__EXERCISE DIRECTIONS__: Determine the count of lines containing "name" in the entries below and return only that figure.

»»

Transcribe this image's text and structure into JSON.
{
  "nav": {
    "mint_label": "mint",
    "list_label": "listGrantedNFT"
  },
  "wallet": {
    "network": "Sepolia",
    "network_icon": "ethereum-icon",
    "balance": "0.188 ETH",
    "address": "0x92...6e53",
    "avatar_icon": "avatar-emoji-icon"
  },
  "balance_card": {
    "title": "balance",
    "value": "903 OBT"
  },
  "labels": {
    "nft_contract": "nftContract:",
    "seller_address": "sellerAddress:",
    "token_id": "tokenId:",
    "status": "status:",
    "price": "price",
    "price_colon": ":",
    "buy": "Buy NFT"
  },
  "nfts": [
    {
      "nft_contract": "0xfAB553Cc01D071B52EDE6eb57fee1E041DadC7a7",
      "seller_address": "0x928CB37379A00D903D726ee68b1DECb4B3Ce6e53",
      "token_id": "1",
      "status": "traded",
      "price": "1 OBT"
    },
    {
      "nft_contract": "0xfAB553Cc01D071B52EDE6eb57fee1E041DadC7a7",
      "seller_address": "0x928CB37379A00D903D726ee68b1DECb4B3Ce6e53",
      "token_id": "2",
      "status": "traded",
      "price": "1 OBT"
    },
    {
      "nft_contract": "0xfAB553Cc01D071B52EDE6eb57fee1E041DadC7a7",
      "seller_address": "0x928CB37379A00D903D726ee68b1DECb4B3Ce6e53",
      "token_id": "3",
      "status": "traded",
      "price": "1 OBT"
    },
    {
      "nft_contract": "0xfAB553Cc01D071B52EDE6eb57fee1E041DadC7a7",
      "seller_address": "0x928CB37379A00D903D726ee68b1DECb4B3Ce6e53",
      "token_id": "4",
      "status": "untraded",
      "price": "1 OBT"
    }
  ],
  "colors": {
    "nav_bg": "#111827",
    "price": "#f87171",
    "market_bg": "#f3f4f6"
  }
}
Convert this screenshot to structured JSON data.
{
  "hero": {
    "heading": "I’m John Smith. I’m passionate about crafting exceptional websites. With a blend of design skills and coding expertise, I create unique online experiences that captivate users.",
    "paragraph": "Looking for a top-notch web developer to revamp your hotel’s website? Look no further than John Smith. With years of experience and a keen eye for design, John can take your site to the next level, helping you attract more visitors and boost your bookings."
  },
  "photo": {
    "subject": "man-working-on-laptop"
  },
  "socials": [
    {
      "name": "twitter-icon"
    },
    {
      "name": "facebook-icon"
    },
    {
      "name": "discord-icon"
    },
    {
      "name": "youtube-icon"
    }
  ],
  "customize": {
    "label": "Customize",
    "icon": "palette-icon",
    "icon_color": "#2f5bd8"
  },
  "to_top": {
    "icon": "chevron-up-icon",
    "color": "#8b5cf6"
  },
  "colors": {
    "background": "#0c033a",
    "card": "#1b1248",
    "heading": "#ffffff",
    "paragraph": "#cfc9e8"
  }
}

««

__RESULT__: 4